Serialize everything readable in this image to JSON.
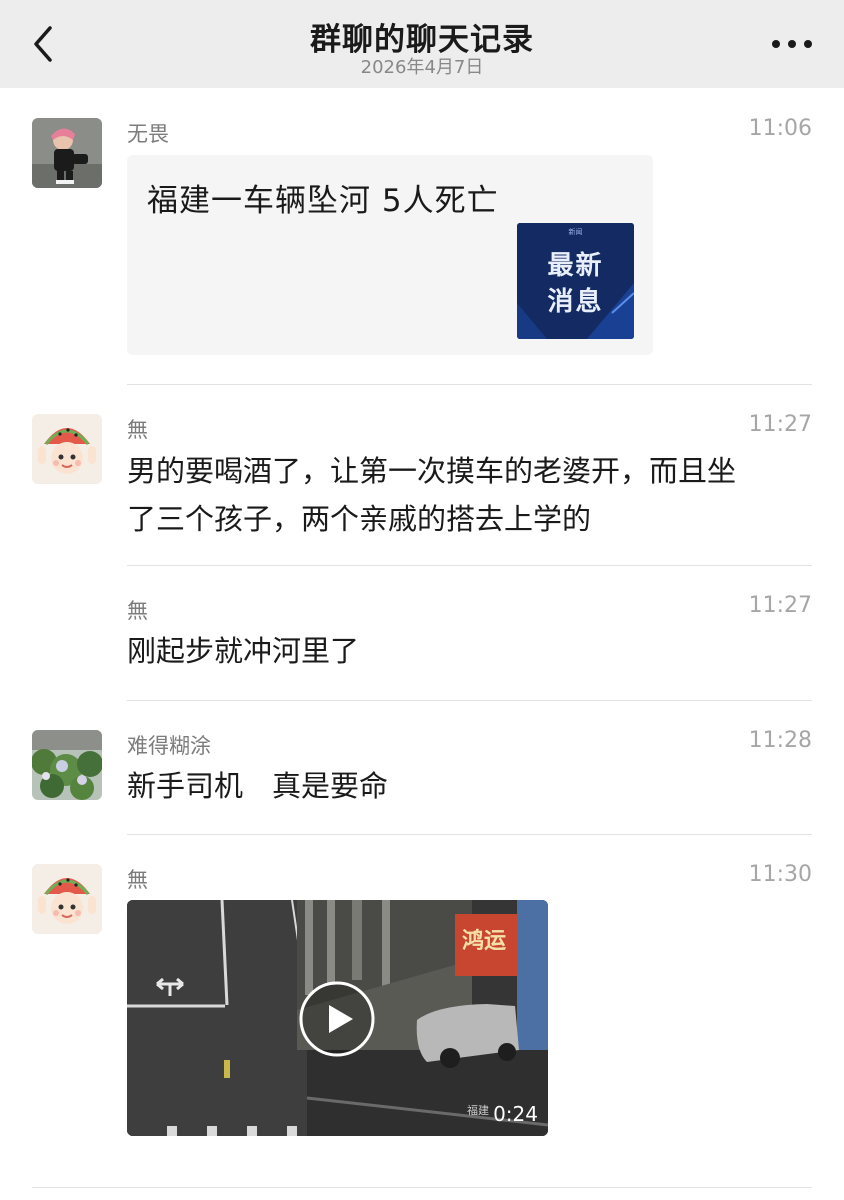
{
  "header": {
    "title": "群聊的聊天记录",
    "date": "2026年4月7日",
    "back_icon": "chevron-left-icon",
    "more_icon": "more-dots-icon"
  },
  "messages": [
    {
      "sender": "无畏",
      "time": "11:06",
      "type": "link_card",
      "card": {
        "title": "福建一车辆坠河 5人死亡",
        "thumb_line1": "最新",
        "thumb_line2": "消息",
        "thumb_tag": "新闻"
      }
    },
    {
      "sender": "無",
      "time": "11:27",
      "type": "text",
      "lines": [
        "男的要喝酒了，让第一次摸车的老婆开，而且坐",
        "了三个孩子，两个亲戚的搭去上学的"
      ]
    },
    {
      "sender": "無",
      "time": "11:27",
      "type": "text",
      "lines": [
        "刚起步就冲河里了"
      ]
    },
    {
      "sender": "难得糊涂",
      "time": "11:28",
      "type": "text",
      "lines": [
        "新手司机　真是要命"
      ]
    },
    {
      "sender": "無",
      "time": "11:30",
      "type": "video",
      "video": {
        "duration": "0:24",
        "sign_text": "鸿运",
        "watermark": "福建"
      }
    }
  ],
  "colors": {
    "nav_bg": "#ededed",
    "card_bg": "#f5f5f5",
    "sender": "#7c7c7c",
    "time": "#a6a6a6"
  }
}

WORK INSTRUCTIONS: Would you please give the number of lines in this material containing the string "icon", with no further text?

TASK ANSWER: 2